But once upon a time, Merlino, 55, was a fairly obscure bug boy on the Mid-Atlantic circuit.
Starting in 1979, Merlino rode for three years and won 41 races, most of them at Monmouth and Parx (then known as Keystone). His biggest win came in the 1981 Annapolis H. at Pimlico.
A Sleeper for the Triple Crown
Still Having Fun (Old Fashioned) is going to have to do a lot more than win a $100,000 stakes in the middle of winter at Laurel before anybody gets too excited about him, but don’t be surprised if you hear a lot more from this colt down the road.
First off, some pretty smart people in Gary Barber and the Wachtel Stable have already bought into him and they surely weren’t disappointed by Saturday’s Miracle Wood at Laurel, even though the horse only won by a neck.

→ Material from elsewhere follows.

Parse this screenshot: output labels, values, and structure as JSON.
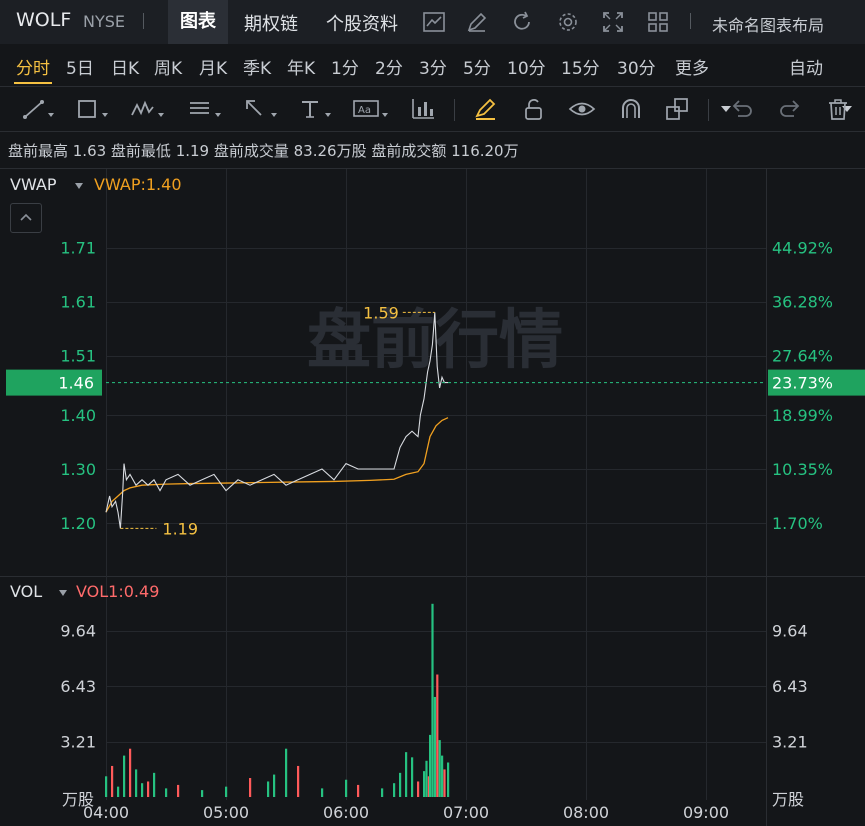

Coming off a 4 1/2-length win in the Frank Whiteley S., he had a brutal trip Saturday. Ridden by Fergal Lynch, he broke from the one-post on the one-mile, one-turn race, and ducked in at the start, which cost him about four lengths. Trapped on the inside and lacking room all down the backstretch, Lynch was forced to steady. Finally, he found an open lane in mid-stretch, but it looked like long shot Old Time Revival (Brethern) was long gone. But Still Having Fun showed admirable courage, dug down and caught the longshot before the wire. Trainer Timothy Keefe said the Private Terms S. is likely next. If the connections don’t point for the Derby, he might just turn out to be the hot new shooter in the GI Preakness S.